### Extracted material
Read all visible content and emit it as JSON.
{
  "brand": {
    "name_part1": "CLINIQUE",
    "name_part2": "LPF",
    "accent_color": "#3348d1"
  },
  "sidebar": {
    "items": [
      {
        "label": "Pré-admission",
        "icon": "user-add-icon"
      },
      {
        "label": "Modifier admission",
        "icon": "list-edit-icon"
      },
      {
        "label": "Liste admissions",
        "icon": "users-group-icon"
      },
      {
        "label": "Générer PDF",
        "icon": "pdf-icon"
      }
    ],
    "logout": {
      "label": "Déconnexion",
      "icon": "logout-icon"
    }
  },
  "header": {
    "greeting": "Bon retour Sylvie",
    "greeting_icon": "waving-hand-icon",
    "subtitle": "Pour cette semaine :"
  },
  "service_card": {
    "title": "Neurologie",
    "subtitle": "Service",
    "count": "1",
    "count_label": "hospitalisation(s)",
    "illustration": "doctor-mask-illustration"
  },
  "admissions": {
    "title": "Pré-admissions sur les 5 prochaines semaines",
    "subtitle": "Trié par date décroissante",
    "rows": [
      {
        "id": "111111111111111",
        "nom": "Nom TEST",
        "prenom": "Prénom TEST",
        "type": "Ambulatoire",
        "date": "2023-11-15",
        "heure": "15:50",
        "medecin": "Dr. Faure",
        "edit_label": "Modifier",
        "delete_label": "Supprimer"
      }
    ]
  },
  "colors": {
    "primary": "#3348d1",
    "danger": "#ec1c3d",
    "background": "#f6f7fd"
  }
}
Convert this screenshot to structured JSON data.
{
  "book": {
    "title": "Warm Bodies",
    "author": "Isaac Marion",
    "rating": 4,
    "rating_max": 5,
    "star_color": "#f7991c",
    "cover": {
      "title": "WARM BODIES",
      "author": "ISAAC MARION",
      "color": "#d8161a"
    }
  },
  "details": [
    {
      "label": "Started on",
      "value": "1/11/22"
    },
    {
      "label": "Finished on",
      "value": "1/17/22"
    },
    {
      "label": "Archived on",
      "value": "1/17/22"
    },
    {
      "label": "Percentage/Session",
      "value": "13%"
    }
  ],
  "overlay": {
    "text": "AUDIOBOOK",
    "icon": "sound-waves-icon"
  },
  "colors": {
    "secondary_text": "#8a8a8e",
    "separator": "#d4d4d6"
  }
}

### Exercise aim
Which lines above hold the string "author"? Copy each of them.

### Solution to this task
    "author": "Isaac Marion",
      "author": "ISAAC MARION",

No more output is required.